> EXERCISE DESCRIPTION
Return all lines below containing the word "name".

Dataset rows describing interfaces
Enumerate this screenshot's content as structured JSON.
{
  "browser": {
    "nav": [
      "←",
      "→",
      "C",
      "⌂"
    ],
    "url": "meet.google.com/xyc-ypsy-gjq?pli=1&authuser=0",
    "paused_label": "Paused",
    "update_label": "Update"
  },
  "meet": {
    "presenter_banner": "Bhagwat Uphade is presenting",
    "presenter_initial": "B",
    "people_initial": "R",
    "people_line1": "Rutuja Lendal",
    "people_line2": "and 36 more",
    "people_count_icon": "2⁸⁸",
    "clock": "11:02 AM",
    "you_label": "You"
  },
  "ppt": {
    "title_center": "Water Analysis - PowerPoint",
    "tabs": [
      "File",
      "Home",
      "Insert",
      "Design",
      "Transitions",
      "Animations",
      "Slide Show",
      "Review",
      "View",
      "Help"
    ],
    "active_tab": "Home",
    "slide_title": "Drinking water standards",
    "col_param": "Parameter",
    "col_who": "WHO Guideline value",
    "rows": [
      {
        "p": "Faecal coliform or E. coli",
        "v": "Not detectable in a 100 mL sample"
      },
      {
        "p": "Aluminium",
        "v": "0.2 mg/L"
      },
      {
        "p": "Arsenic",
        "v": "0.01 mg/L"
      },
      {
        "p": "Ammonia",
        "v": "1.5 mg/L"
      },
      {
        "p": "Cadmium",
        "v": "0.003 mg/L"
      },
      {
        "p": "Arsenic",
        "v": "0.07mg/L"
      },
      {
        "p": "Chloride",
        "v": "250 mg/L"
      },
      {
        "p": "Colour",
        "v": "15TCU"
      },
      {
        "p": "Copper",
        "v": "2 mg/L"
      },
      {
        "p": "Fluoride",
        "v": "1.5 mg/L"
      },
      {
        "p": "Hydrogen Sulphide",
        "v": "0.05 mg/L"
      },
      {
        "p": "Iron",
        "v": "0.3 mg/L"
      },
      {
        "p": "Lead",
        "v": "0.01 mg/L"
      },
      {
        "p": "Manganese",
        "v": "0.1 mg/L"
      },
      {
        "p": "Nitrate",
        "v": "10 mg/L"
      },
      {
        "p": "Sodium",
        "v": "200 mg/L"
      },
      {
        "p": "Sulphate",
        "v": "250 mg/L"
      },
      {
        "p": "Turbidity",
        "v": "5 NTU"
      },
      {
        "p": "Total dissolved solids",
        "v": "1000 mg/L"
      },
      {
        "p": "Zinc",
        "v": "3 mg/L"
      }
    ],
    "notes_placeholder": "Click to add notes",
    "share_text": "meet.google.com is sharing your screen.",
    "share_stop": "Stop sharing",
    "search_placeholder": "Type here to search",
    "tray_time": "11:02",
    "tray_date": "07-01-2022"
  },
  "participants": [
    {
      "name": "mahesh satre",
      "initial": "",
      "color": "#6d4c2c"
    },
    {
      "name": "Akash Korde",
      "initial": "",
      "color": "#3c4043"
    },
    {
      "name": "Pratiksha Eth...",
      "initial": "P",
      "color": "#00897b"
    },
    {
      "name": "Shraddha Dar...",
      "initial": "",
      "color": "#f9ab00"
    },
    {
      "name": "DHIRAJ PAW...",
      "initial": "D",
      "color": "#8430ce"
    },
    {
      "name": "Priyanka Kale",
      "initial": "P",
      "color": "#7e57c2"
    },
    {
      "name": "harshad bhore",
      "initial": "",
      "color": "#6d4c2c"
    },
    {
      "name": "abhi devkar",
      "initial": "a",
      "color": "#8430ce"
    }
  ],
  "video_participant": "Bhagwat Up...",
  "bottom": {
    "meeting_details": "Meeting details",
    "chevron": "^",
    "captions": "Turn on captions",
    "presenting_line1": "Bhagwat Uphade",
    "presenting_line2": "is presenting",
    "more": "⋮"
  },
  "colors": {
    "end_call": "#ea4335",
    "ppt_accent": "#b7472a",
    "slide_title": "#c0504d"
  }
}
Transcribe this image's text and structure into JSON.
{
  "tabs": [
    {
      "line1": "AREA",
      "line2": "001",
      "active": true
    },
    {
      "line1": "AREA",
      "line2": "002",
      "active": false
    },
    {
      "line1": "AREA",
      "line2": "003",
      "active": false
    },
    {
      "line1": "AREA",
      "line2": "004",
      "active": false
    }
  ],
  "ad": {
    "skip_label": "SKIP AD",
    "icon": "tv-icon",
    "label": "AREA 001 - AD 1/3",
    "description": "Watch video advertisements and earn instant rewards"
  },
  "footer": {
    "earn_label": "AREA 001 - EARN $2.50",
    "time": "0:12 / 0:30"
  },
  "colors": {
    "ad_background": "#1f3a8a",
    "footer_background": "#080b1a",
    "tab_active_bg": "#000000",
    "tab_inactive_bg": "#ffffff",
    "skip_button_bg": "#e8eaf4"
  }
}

> ANSWER TO THE EXERCISE
      "name": "mahesh satre",
      "name": "Akash Korde",
      "name": "Pratiksha Eth...",
      "name": "Shraddha Dar...",
      "name": "DHIRAJ PAW...",
      "name": "Priyanka Kale",
      "name": "harshad bhore",
      "name": "abhi devkar",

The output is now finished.